On April 25th 2009, Hines Ward signed a four-year contract extension ensuring that he will retire in a Pittsburgh Steelers uniform. Steelers’ fans would not have it any other way, Hines Ward has become one of the most beloved athletes in the city of Pittsburgh. Since being drafted in 1998 by the Steelers, Ward has become known for his clutch catches, his devastating blocks, and his trademark smile. Playing an entire career with the same team is extremely rare in today’s NFL, but Hines Ward is a rare type of person, the type that the NFL could use more of.
Hines Ward may be a wide receiver, but some may know him best for his ability to hit. Over the years, one aspect of Ward’s game that has been highly criticized, is his blindside blocks on defensive players. While some consider Ward’s tactics dirty, others applaud him for having the courage to take on players twice his size. During the 2008 season, in a Week 7 game against the Cincinnati Bengals, Ward put a hit on Bengals’ linebacker, Keith Rivers, which ended the linebacker’s season. It was this particular hit, which influenced the NFL to put a new rule in place. Commonly referred to as “The Hines Ward Rule”, starting in the 2009 season, a blindside block will be illegal if the blocker uses his shoulder, forearm, or helmet and hits the head or neck area of the defender.
Think of wide receivers for the Pittsburgh Steelers and the first two names that come to mind for most people are John Stallworth and Lynn Swann, but check the Steelers’ record books and the first name shown is that of Hines Ward. Very quietly, Hines Ward has become the all-time leading receiver for the Pittsburgh Steelers, passing the legendary names of Stallworth and Swann. Ward is a four-time Pro Bowler, and has had five career 1,000 receiving seasons to go with his 72 career touchdowns. The shining moment of Ward’s career thus far was his stellar performance in Super Bowl XL against the Seattle Seahawks. Ward had five receptions, for 123 yards and a touchdown. His efforts helped the Steelers get a 21-10 victory and the MVP Award. Ward became the fifth wide receiver in Super Bowl history to be named MVP, and the other Steeler on that list is none other than Lynn Swann.

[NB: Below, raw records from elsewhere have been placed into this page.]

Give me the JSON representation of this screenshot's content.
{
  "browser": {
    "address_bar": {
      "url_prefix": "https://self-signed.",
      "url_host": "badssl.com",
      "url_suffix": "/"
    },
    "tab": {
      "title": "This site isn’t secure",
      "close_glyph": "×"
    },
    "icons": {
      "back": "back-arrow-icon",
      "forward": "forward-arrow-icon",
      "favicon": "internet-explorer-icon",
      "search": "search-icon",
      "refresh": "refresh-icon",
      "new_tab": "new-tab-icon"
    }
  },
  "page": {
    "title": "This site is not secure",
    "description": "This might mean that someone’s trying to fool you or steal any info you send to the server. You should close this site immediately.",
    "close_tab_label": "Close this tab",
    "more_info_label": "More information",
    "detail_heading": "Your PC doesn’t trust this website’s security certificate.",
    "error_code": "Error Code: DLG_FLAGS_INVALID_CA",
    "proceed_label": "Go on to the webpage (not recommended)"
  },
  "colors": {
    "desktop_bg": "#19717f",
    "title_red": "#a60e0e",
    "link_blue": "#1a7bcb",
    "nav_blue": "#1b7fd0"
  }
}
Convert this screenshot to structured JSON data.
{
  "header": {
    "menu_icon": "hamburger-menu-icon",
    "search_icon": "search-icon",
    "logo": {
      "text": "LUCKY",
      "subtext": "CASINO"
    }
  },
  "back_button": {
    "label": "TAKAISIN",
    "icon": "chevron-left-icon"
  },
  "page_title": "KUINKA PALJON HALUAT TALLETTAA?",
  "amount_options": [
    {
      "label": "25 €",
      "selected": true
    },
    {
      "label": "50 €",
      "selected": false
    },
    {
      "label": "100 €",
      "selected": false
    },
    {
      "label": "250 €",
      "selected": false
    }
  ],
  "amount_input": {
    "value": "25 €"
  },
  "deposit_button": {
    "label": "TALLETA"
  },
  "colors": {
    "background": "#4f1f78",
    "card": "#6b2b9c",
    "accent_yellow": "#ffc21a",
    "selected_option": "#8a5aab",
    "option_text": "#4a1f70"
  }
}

Over 9,000 receiving yards, two Super Bowls, and four Pro Bowls later, Hines Ward shows no signs of slowing down. Entering his thirteenth season, Ward is playing harder than ever. Only Ward knows when he will play his last game, but it is believed by many that he already earned his place in Canton, Ohio. When that day comes, fans can be sure to see a familiar sight, Hines Ward on the steps of the Hall of Fame smiling, like they have seen so many times before.
Michael C. Smith